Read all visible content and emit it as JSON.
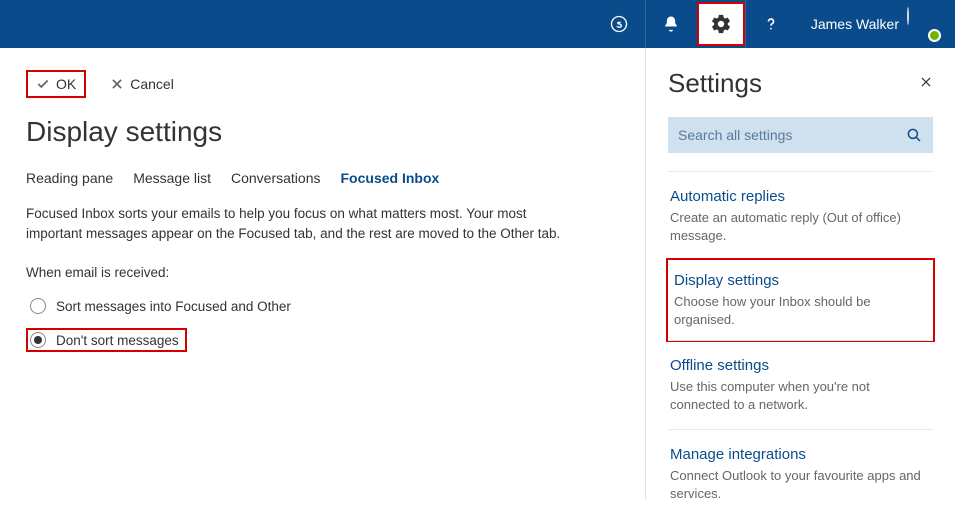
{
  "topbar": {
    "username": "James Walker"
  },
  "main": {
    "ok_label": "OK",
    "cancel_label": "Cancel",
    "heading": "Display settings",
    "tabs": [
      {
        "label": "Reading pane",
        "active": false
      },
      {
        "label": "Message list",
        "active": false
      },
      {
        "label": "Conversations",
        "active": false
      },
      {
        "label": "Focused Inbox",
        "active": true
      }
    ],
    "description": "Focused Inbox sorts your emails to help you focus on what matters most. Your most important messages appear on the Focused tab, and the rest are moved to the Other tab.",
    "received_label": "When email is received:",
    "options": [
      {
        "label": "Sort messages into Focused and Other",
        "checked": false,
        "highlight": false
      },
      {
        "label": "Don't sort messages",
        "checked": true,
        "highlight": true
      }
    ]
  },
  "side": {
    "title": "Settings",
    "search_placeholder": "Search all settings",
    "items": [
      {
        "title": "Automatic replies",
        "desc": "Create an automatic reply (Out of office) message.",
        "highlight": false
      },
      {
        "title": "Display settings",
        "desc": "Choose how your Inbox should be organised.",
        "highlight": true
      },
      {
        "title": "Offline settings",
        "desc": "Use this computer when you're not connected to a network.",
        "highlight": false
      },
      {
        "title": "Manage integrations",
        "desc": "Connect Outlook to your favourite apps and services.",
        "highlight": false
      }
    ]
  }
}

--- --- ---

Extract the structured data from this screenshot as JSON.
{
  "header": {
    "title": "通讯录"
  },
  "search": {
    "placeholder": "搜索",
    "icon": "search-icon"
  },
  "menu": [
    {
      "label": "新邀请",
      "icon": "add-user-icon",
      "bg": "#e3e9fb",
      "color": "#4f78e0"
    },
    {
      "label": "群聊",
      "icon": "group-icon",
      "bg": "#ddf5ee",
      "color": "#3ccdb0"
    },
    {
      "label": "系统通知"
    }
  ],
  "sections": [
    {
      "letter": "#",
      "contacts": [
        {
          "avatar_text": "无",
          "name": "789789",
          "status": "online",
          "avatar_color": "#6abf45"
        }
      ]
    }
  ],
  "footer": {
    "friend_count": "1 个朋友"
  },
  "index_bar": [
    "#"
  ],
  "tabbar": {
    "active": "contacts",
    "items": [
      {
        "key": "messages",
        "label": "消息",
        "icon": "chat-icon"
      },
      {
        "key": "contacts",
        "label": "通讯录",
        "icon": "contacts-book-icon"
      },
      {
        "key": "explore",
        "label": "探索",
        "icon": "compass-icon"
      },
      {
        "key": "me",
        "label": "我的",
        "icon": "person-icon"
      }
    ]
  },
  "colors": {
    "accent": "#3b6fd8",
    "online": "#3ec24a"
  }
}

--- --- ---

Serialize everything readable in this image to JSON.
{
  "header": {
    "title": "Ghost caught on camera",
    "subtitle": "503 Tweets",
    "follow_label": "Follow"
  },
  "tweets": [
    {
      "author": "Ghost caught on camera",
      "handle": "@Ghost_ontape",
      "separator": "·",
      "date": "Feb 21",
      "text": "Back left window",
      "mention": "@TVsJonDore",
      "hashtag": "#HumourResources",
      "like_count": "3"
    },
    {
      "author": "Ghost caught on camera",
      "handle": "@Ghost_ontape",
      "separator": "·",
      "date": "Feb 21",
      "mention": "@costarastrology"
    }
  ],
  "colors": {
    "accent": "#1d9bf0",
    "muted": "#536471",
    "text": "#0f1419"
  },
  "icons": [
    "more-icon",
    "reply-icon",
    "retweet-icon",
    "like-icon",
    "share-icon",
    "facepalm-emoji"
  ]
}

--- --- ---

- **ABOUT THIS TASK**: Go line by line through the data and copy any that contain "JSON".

- **TASK RESULT**:
Read all visible content and emit it as JSON.
Extract the structured data from this screenshot as JSON.
Serialize everything readable in this image to JSON.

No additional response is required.